For many divorced parents, child custody arrangements can be difficult. It may be complicated to work with an ex-spouse to figure out an agreement for allowing the child to spend time with each parent. One common issue is parental work schedules. The most complicated custody issues arise when one of the parents works a non-traditional work schedule, such as night work or weekend shifts. To make adjustments to an existing child custody agreement, a parent should contact a lawyer.
Can I Lose Child Custody Because of My Non-Traditional Work Schedule?
Parents with unusual or variable work shifts may worry that their job schedules will be the basis for denying them time with their children. Courts are not in the practice of denying child custody based on when parents work or what they do for a living as long as it does not negatively affect the children. In fact, the courts are generally in favor of protecting any arrangement that allows the child to maintain a relationship with both parents.
How Does the Court Determine Child Custody?
The role of the court is to rule in favor of the arrangement that is in the best interest of the child. The courts understand that each family has different needs and that parents have to work in order to provide for their families. Though work and other obligations complicate matters, it is common practice for the court to do everything in their power to ensure that the children have the opportunity to spend time with both parents. It is treated as a high priority to keep the parent-child bonds intact.
How can a Parent’s Work Schedule Negatively Affect a Child?
One way that a parent’s work schedule might affect the child might be if the parent works nights and cannot make themselves available to accommodate the child’s routine. The courts are clear that children thrive when they can depend on familiar routines for their days. Babies and young children require consistent sleep and nap schedules and are comforted by familiar rituals and reliable timetables.
When school becomes part of the equation, the school schedule rightly dictates the child’s daily routine. Parents attempting to come up with an acceptable custody-sharing arrangement would be wise to work around these mainstays. Any expectation that the child will conform to meet the needs of the parent’s availability will not be seen as acceptable by the court.
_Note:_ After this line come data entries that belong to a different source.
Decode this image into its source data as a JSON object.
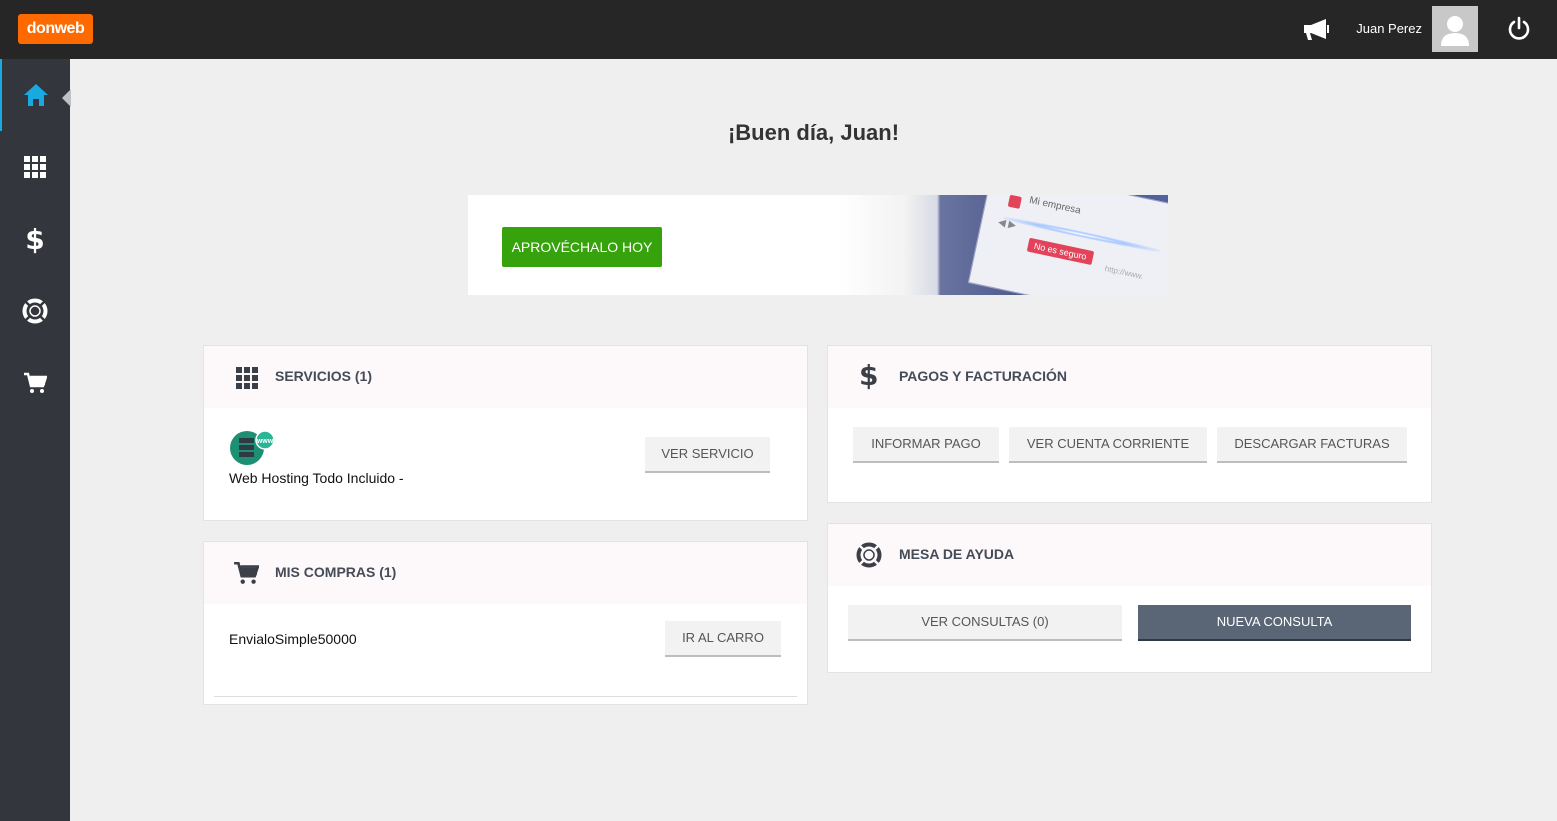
{
  "header": {
    "logo_text": "donweb",
    "user_name": "Juan Perez",
    "icons": {
      "announcements": "megaphone-icon",
      "avatar": "user-avatar-icon",
      "logout": "power-icon"
    },
    "brand_color": "#ff6a00"
  },
  "sidebar": {
    "items": [
      {
        "icon": "home-icon",
        "active": true
      },
      {
        "icon": "grid-icon",
        "active": false
      },
      {
        "icon": "dollar-icon",
        "active": false
      },
      {
        "icon": "lifebuoy-icon",
        "active": false
      },
      {
        "icon": "cart-icon",
        "active": false
      }
    ],
    "active_color": "#19a8e0"
  },
  "greeting": "¡Buen día, Juan!",
  "banner": {
    "cta_label": "APROVÉCHALO HOY",
    "browser_tab": "Mi empresa",
    "warning_text": "No es seguro",
    "cta_color": "#36a30c"
  },
  "servicios": {
    "title": "SERVICIOS (1)",
    "items": [
      {
        "name": "Web Hosting Todo Incluido -",
        "badge": "www"
      }
    ],
    "button": "VER SERVICIO"
  },
  "compras": {
    "title": "MIS COMPRAS (1)",
    "items": [
      {
        "name": "EnvialoSimple50000"
      }
    ],
    "button": "IR AL CARRO"
  },
  "pagos": {
    "title": "PAGOS Y FACTURACIÓN",
    "buttons": [
      "INFORMAR PAGO",
      "VER CUENTA CORRIENTE",
      "DESCARGAR FACTURAS"
    ]
  },
  "ayuda": {
    "title": "MESA DE AYUDA",
    "buttons": [
      "VER CONSULTAS (0)",
      "NUEVA CONSULTA"
    ]
  }
}
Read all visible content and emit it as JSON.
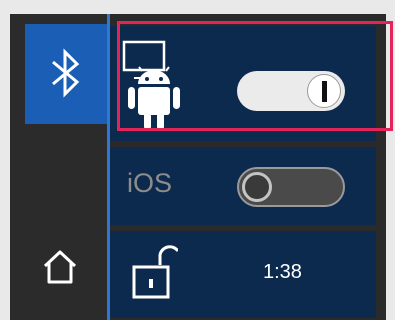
{
  "sidebar": {
    "bluetooth_icon": "bluetooth-icon",
    "home_icon": "home-icon"
  },
  "rows": {
    "android": {
      "icon": "android-icon",
      "toggle_on": true
    },
    "ios": {
      "label": "iOS",
      "toggle_on": false
    },
    "lock": {
      "icon": "unlocked-padlock-icon",
      "time": "1:38"
    }
  },
  "colors": {
    "bluetooth_tile": "#1a5eb5",
    "row_background": "#0c2a4e",
    "highlight_border": "#e2245a",
    "divider": "#2f77d0"
  }
}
Can Day Care Affect a Child Custody Arrangement?
A parent’s work schedule may affect the custody arrangement if the residential parent wants to send the child to day care at a time when the other parent is available to be with the child. This is true for parents in traditional jobs as well as those who work nights or weekends. Typically, the court prefers for the child to spend time with a parent than any other care giver. If a non-residential parent is able to be with the child, the court is likely to support the change to the day care arrangement.
How can Parents with Difficult Work Schedules Adhere to the Child Custody Agreement?
The best approaches will address the specific needs of the family involved. Many options have the potential to work as long as the focus remains on what is best for the child. A child does not need to have the exact same routine in both homes, but maintaining a sense of consistency with their schedule can provide the sense of stability that greatly benefits them. Some ways to solve child custody issues include:
Work Together: The best way for parents to support their child is to set aside their differences and their personal preferences. It is important to construct a plan that suits the needs of the child.
Meet Regularly: Employees with changing hours typically receive their schedules weeks or months in advance. According to when the work schedule becomes available, both parents should touch base about the upcoming calendar.
Be Flexible: Some parents with non-traditional jobs may experience fluctuations in their employment, like a construction worker who receives overtime. In this case, parents may benefit from having one plan for the busy season and another for periods with more downtime.
Should I Adjust My Living Arrangement?
The easiest way for parents to share custody is for the family to live close by one another. If both parents’ homes are in the same school district, for example, the task of getting the children to school is less complicated than it would be if the homes were further apart. If the school schedule can be accommodated from either home, the prospect of overnights at the non-residential parent’s house becomes a viable option. Managing overnights around work schedules is more likely to be found acceptable by the court if the arrangement can be handled with little disruption in the child’s life.
Baltimore County Child Custody Lawyers at Huesman, Jones & Miles, LLC Help Divorced Parents Manage Shared Custody Arrangements
When it comes to negotiating a workable child custody arrangement, parents who work non-traditional schedules have options. You have the right to tailor your custody agreement according to your family’s circumstances. A Baltimore County child custody lawyer at Huesman, Jones & Miles, LLC can help you with your child custody arrangement. Contact us online or call us at 443-589-0150 for a free consultation. Located in Hunt Valley and Towson, Maryland, we serve clients throughout Baltimore, Baltimore County, Bel Air, Bentley Springs, Columbia, Freeland, Hereford, Hampton, Westminster, Essex, Monkton, Sparks Glencoe, Parkton, Phoenix, Pikesville, White Hall, Carroll County, Harford County, and Howard County.